    If you look on the Internet, and read comments on websites such as and others, you will also see that ROBOCALLS WILL COST YOU VOTES. People hate this, and they will not cast their ballot for politicians who continue to irritate them. Thank you.

    [my real name]
    [my city]

    It said this after I hit Submit:
    “Thank you for taking the time to contact me. I appreciate hearing from you and will be pleased to respond through the U.S. Postal Service to residents of the 7th District of Missouri. I regret that I cannot respond to you via e-mail because my office cannot ensure the security and validity of all e-mail messages, nor can we prevent anyone from intercepting and changing our messages to misrepresent my positions on issues of importance to you.

    As always, your views and opinions are very important to me. Thanks again for writing. I will be back in touch with you as soon as possible.”

    Sure, by robocalling me! :)

  40. brokebackwallet says:

    Thankfully I have never been the target of those robocalls (living on another continent).

    More people really should start using smartphones. My new one came with call filtering software and I left it running 24/7. Unwanted callers and those with blocked number get instant busy tone when trying to call me.

  41. juri squared says:

    HOORAY! These are the only telemarketers that call me nowadays, so I will be very happy to see them go.

    Now if only the debt collectors looking for stupid Jennifer would leave me alone. I’ve had this cell number for four years and they still call me sometimes.

  42. SgtMajorFragg says:

    I got a cellphone with a new number in May and I’m getting continually hammered with calls from a debt collector for the woman that used to have my number.

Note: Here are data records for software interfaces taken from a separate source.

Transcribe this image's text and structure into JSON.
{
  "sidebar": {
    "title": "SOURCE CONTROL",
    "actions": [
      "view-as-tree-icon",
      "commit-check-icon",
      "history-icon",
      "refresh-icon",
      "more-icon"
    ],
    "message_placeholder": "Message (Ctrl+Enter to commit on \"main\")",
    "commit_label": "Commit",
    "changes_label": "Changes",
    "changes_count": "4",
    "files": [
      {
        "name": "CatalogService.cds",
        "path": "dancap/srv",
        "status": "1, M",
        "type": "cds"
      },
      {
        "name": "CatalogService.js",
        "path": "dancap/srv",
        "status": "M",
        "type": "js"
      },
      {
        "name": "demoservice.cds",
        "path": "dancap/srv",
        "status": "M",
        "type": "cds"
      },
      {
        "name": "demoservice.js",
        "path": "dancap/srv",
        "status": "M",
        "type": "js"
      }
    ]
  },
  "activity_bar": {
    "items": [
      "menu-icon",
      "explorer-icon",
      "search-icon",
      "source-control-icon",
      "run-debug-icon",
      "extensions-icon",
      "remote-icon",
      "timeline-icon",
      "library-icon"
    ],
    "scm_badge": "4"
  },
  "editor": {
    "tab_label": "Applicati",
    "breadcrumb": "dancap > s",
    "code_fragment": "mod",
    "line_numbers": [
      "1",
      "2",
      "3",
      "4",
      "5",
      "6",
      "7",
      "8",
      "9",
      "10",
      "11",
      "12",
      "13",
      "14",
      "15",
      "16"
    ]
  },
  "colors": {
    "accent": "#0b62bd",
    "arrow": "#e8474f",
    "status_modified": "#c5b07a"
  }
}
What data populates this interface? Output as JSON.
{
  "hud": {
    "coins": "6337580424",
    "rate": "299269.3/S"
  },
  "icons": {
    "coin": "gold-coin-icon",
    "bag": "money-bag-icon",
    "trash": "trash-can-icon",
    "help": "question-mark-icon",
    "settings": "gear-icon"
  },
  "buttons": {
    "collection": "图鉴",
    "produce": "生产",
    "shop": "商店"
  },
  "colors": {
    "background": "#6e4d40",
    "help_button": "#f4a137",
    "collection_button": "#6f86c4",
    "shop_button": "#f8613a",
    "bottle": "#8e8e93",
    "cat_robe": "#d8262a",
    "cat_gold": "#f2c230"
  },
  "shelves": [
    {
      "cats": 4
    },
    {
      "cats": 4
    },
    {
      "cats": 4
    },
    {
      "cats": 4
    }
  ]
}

    I’ve configured the number to ring ‘mute,’ but I still get a voice mail recording: “This is an attempt to collect a debt.”

    From what I’ve read on the intertubes about this debt collector, they are relentless.

    Maybe these calls will stop now.

  43. Haggie1 says:

    I understand debt collectors because you have a previously existing business relationship with them, but there is no reason for political parties and charities to be exempted from robo-calling.

    And if you want my vote or my donation, robo-calling me is the LAST thing you want to do.

  44. vladthepaler says:

    It’s a good start, but robocalls should not be allowed unless explicitly opted in to.